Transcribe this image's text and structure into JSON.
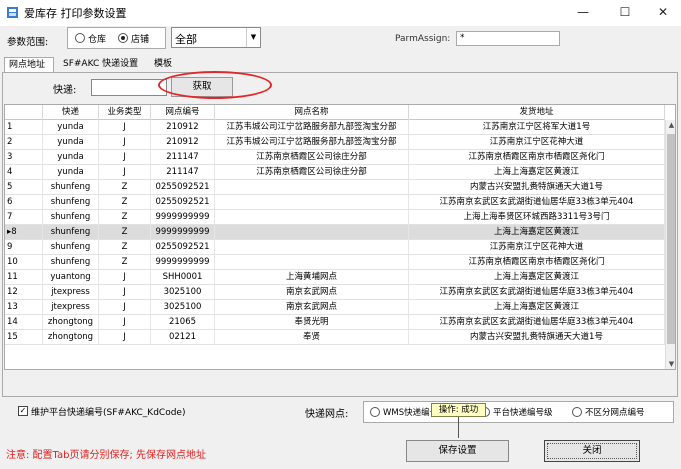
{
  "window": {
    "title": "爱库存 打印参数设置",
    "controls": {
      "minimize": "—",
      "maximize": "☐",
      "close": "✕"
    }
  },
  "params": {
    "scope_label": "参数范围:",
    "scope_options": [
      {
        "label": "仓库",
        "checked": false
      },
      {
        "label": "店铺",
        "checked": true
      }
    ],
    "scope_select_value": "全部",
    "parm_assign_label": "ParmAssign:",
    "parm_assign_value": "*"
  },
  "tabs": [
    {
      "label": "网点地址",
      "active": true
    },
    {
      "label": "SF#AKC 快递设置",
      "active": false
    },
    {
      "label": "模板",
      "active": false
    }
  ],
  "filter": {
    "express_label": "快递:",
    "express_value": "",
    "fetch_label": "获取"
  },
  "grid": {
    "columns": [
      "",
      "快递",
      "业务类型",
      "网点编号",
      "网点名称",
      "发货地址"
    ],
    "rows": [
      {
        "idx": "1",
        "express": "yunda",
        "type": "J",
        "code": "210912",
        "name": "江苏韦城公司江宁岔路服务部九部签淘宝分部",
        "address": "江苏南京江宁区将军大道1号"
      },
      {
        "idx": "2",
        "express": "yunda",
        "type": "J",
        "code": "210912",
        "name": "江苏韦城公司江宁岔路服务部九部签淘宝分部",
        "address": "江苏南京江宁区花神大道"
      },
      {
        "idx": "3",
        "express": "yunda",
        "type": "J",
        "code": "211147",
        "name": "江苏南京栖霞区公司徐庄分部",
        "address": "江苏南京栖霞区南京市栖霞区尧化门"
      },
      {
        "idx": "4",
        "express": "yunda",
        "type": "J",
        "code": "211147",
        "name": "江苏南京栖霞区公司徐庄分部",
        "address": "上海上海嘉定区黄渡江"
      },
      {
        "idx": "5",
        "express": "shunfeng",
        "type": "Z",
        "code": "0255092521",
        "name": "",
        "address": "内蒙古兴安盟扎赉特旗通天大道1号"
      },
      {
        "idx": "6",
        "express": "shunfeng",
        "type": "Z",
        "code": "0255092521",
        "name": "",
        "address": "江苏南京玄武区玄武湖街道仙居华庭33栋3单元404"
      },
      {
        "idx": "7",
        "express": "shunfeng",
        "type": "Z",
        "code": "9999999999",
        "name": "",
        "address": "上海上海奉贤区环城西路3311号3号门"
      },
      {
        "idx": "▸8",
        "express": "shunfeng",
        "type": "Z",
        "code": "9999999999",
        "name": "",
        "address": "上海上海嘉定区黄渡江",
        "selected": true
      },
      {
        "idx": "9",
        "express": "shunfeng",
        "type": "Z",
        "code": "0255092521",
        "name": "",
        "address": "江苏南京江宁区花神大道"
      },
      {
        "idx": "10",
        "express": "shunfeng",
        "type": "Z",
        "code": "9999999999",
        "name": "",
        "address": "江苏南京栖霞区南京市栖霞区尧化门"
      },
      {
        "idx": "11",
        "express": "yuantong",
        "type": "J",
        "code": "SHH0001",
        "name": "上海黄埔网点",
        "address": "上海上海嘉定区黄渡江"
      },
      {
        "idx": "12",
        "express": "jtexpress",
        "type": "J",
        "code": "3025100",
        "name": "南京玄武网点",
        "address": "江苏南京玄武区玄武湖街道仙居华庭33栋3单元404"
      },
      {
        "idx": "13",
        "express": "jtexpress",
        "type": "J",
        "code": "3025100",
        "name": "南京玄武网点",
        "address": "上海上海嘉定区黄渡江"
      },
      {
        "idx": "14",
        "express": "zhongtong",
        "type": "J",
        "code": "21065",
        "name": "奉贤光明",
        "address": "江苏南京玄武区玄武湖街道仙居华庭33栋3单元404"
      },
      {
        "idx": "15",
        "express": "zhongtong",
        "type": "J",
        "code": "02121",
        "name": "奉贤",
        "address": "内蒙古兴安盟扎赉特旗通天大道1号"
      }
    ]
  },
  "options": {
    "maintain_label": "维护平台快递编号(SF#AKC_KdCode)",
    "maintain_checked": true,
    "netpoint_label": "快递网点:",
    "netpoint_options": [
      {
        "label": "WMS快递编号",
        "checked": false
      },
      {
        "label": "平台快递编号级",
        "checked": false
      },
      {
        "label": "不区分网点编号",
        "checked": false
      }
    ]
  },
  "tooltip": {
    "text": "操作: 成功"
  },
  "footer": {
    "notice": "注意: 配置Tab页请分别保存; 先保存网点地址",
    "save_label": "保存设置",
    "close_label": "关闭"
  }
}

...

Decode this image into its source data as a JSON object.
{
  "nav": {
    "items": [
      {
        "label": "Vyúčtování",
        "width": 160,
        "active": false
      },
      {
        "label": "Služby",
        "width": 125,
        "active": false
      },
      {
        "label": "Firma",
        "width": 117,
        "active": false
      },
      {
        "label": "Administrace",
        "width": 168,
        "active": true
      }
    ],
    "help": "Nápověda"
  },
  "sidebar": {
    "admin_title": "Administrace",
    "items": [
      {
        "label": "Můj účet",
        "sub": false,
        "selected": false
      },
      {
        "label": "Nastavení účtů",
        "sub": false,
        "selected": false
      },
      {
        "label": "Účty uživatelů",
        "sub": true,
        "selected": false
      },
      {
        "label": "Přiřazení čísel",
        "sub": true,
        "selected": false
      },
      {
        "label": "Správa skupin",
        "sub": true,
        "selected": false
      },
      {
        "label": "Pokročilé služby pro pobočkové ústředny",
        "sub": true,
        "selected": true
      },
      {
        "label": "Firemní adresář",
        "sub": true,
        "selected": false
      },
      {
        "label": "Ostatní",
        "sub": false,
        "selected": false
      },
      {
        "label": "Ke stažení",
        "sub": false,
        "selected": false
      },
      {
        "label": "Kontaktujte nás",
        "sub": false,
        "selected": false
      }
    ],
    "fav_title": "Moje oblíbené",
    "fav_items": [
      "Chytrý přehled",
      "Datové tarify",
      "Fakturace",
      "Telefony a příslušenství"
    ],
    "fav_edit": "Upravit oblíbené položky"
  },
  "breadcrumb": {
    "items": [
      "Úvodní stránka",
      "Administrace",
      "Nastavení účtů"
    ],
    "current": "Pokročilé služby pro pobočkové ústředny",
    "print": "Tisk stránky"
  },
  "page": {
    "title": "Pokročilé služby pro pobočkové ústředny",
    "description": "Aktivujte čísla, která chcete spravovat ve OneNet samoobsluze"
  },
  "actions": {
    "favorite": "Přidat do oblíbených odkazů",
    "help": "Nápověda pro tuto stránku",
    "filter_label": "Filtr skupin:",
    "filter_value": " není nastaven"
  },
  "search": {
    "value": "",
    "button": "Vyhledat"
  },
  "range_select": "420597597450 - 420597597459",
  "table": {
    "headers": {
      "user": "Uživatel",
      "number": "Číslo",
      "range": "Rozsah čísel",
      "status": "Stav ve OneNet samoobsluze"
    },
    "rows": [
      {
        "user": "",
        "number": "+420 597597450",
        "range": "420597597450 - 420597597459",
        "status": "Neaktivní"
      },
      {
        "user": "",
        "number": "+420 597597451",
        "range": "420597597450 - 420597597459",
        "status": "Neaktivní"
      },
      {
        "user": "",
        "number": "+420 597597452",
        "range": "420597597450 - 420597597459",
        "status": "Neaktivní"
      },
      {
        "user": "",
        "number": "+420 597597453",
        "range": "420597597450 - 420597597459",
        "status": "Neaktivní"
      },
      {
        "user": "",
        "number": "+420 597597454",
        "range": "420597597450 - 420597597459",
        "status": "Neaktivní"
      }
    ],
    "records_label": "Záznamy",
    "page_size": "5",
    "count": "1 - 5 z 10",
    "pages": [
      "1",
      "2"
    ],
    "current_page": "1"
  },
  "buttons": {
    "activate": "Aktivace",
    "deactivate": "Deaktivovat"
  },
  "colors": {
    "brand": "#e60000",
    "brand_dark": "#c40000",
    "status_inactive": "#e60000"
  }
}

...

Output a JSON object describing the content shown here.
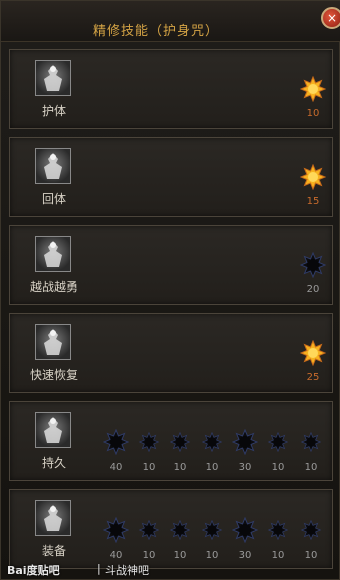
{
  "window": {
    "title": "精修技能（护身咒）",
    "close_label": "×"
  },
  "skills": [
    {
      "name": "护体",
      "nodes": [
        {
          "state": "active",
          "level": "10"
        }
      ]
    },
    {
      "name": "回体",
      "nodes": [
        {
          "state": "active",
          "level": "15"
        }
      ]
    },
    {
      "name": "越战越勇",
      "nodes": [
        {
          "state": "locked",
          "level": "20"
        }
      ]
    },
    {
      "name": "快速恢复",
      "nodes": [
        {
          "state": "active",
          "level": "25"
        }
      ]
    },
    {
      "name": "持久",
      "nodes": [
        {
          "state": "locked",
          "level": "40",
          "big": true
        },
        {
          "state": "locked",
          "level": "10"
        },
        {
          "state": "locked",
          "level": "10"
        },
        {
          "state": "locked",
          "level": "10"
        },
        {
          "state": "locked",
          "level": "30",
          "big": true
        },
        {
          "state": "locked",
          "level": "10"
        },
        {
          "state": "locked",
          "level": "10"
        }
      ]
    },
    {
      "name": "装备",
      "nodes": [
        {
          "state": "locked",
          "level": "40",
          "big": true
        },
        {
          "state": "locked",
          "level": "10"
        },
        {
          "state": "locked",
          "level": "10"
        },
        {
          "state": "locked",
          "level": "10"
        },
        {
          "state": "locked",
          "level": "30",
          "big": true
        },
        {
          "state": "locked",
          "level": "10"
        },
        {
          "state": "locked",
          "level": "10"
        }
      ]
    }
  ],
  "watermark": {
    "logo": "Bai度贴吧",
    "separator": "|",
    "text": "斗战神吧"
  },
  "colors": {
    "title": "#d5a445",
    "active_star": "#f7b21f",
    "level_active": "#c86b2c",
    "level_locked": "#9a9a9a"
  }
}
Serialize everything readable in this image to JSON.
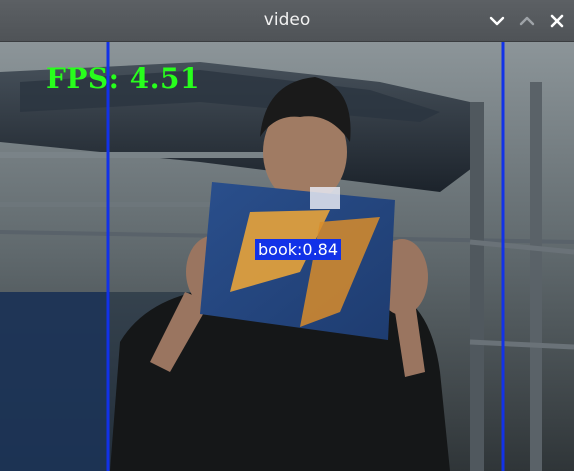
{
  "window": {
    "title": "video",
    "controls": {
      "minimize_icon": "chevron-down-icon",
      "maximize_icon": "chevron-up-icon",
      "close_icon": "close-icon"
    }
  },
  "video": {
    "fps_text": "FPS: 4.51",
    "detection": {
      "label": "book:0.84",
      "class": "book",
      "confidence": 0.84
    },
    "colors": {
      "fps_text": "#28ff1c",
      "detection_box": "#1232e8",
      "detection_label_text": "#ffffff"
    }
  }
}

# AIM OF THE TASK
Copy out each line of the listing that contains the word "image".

# THE ANSWER
Transcribe this image's text and structure into JSON.
Decode this image into its source data as a JSON object.
Serialize everything readable in this image to JSON.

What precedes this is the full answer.